'Unsolved Mysteries' Returns to Its Outrageous Roots With the Berkshires UFO Episode
Sometimes you just want to hear about a good old-fashioned alien abduction.
Ever since it first premiered back in 1987, Unsolved Mysteries has promised a reliably bizarre mix of the unexpected. The often cheesy, always entertaining version of the show, hosted by the deep-voiced actor Robert Stack (who took over narration duties after three initial primetime specials featuring actors Raymond Burr and Karl Madden), proudly showcased a variety of cases, mixing violent crimes, paranormal incidents, unexplained bits of history, and even quasi-heart-warming tales of "Lost Love." And, yes, that occasionally included UFO sightings and other alien encounters.
In many ways, Netflix's reboot of the series is a reinvention of the original, ditching the host, refining the reenactments, focusing more on interviews, and zeroing in on a single case for each episode. (At least they kept the unsettling synth-powered theme music.) Working with Stranger Things producer Shawn Levy's production company, co-creators John Cosgrove and Terry Dunn Meurer embraced what they've referred to as a "pure documentary style," one that's more likely to click with contemporary audiences hooked on true-crime podcasts and HBO documentaries. You won't catch the next Matthew McConaughey making his screen debut in the reboot.
Most of the episodes, especially "Mystery on the Rooftop" and "House of Terror," fall solidly in the true-crime/murder-show genre (and more episodes are on the way), but, thankfully, the producers didn't totally abandon extraterrestrials. While "Berkshires UFO," the episode that focuses on a high number of UFO sightings in Massachusetts on a quiet night in 1969, might at first look and feel like a drastic tonal shift from the more conventional true-crime episodes of this season, especially for younger viewers unfamiliar with the topics covered in the original, it provides a necessary connection to the show's otherworldly past.
For UFO obsessives -- or fans of The X-Files -- many elements of the specific abduction stories that the episode focuses on will be familiar. Thom Reed, one of the prominently featured interview subjects, also told his story in an episode of History Channel's Ancient Aliens, which includes a more specific description of the creatures themselves, and has made numerous media appearances over the years, spreading the word about the incident. The event itself is a well-known part of American UFO lore, legitimized at the International UFO Museum and Research Center in Roswell, New Mexico, and by the state of Massachusetts itself. Like many of the stories featured on the show, much of the information itself is not entirely new; it's just being delivered to a larger audience via Netflix's enormous global platform.

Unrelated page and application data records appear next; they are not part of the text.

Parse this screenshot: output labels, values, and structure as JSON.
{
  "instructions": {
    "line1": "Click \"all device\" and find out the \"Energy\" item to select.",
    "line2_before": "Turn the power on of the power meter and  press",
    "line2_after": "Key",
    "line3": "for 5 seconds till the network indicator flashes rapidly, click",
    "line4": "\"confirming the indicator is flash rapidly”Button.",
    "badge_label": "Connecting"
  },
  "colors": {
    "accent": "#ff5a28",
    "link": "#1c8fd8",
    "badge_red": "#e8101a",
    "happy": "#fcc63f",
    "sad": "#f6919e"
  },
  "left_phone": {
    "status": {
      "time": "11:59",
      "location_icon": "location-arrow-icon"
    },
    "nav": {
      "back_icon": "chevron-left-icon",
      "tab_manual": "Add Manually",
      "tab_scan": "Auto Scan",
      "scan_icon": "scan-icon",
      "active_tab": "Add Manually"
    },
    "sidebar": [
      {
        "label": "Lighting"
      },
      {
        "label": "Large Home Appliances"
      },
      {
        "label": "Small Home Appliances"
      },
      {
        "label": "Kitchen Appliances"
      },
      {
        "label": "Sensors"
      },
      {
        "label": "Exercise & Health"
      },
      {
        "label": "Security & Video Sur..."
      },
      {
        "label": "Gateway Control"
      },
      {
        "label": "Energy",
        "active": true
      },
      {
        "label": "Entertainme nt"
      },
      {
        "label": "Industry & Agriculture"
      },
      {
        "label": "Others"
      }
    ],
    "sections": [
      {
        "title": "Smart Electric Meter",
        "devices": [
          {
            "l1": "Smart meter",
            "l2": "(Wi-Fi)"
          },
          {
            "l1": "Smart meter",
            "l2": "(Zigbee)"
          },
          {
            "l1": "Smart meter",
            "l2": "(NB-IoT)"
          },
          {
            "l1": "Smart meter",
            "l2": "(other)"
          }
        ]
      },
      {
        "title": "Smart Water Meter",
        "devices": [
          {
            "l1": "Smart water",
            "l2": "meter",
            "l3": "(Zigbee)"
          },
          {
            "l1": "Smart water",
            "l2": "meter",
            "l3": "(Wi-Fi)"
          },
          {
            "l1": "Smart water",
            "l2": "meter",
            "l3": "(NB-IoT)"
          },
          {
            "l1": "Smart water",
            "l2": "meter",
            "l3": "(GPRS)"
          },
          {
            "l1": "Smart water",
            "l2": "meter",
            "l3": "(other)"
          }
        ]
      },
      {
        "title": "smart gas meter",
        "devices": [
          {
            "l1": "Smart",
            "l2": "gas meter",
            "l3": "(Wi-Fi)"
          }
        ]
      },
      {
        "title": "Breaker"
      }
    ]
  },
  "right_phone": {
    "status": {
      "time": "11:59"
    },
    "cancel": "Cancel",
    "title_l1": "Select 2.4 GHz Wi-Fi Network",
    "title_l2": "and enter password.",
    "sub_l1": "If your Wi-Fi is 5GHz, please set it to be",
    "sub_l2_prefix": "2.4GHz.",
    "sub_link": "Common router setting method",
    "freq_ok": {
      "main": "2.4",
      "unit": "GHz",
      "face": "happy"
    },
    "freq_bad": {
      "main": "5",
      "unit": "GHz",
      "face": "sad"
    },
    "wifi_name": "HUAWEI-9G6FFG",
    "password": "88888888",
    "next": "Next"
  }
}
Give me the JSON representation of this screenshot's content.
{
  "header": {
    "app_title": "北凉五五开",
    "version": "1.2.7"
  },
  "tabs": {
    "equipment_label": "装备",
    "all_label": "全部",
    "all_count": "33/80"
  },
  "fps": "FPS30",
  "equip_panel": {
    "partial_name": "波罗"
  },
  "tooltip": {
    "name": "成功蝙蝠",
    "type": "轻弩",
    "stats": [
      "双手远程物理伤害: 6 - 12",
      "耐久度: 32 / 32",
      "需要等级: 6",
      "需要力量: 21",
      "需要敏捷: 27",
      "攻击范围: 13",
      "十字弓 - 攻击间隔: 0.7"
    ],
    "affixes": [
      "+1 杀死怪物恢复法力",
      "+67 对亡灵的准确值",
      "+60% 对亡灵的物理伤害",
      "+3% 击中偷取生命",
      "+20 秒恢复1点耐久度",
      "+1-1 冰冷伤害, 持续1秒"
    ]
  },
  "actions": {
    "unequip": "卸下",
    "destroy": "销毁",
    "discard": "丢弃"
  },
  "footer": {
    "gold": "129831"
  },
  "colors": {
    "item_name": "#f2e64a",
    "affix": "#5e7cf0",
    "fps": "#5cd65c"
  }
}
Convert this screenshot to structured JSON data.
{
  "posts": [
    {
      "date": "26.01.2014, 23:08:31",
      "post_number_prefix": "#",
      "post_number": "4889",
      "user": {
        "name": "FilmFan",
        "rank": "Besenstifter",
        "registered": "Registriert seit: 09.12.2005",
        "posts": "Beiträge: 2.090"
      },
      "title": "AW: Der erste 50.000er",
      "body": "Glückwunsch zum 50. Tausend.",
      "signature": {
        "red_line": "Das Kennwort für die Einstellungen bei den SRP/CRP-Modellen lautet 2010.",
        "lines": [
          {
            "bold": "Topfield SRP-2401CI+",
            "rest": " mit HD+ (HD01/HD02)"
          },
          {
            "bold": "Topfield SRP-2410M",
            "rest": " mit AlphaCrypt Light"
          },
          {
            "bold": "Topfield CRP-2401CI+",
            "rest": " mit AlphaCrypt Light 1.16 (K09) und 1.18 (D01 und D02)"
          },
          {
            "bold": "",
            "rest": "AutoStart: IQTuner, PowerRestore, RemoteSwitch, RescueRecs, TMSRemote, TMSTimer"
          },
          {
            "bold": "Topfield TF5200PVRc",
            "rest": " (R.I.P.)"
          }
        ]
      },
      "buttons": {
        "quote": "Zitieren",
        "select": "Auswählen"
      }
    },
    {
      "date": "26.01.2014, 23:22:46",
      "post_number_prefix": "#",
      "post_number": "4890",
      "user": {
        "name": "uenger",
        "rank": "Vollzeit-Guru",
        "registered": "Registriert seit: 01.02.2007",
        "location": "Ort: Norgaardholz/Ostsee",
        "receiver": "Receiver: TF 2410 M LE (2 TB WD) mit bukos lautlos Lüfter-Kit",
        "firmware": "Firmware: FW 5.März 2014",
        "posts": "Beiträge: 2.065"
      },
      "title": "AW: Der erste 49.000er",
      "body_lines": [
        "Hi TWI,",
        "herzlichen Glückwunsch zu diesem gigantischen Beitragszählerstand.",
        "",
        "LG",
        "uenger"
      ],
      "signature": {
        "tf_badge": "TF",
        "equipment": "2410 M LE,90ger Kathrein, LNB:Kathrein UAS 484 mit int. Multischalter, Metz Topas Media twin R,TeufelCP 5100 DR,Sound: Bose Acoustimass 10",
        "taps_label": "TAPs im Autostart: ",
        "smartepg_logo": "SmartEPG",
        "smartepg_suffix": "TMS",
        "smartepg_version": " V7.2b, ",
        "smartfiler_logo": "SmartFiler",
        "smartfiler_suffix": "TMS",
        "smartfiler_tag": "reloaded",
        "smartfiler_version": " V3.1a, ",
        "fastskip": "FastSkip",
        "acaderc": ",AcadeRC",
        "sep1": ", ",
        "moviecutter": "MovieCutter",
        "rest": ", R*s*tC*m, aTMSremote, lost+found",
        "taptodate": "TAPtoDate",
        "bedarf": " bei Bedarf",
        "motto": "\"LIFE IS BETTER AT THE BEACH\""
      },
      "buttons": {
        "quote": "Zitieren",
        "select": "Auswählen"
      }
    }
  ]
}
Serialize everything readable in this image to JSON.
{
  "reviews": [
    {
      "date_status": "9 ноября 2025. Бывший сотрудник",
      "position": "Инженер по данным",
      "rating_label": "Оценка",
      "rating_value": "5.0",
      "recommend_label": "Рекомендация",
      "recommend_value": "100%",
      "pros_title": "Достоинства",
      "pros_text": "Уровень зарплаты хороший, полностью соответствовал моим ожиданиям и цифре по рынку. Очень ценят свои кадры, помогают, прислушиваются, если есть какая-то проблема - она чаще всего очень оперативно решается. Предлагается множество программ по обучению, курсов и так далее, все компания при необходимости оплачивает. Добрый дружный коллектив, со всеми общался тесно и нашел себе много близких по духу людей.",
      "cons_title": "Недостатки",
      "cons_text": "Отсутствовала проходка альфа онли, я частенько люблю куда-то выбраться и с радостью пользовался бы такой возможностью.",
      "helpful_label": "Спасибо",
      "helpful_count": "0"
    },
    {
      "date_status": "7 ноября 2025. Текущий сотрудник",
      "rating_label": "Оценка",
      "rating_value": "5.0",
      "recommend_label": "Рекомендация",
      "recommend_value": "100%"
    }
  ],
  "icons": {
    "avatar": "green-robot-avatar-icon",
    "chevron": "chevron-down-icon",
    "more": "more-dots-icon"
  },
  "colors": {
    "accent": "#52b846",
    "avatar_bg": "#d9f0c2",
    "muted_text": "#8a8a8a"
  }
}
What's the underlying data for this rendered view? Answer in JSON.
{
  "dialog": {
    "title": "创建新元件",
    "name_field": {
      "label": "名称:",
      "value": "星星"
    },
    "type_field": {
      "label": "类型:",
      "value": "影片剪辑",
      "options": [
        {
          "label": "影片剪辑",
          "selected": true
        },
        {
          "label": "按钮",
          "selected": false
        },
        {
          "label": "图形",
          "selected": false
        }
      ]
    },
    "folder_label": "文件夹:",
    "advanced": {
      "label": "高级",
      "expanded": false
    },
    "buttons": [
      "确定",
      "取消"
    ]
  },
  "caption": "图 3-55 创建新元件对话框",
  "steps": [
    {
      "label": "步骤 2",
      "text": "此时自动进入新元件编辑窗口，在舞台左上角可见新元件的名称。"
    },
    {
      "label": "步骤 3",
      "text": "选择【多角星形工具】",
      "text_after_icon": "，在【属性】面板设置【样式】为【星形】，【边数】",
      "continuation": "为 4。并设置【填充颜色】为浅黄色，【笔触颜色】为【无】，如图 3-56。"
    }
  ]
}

But by applying a more restrained, less sensationalized documentary approach, rejecting the often garish computer-generated imagery of shows like Ancient Aliens, director Marcus A. Clarke, who also helmed the opening episode about the death of Rey Rivera, brings a touch of gravitas to the narrative. Similarly, the decision to feature interviews with the police, who have no record of reports filed during the night of the incident, and a local newspaper publisher, who finds no mention of it in his archive from the period, displays a willingness to look at the story from a more skeptical perspective. At the same time, those sections also show how stories of alien encounters are often treated with a great degree of incredulity by authority figures, dismissed by the official record and passed down through less traditional forms of media.
The less judgmental, more empathetic tone of the episode is perhaps reflective of a subtle shift in the way stories about possible UFO encounters are presented in the mainstream media. As one of the interview subjects in the episode points out, the New York Times has reported on a situation involving Navy pilots encountering "strange objects" in the sky. The stories arrive with all the necessary caveats, including quotes from skeptical experts, but the headlines are framed in a way that often makes them irresistible to anyone with a passing interest in UFOs. (A recent piece in Wired criticized the "thinly-sourced and slanted reporting" of many of these stories and asked "Will The New York Times Ever Stop Reporting on UFOs?") In some ways, the world is finally catching up with the unapologetically out-there sensibility of Unsolved Mysteries, making its pop culture comeback feel all but inevitable.
Need help finding something to watch? Sign up here for our weekly Streamail newsletter to get streaming recommendations delivered straight to your inbox.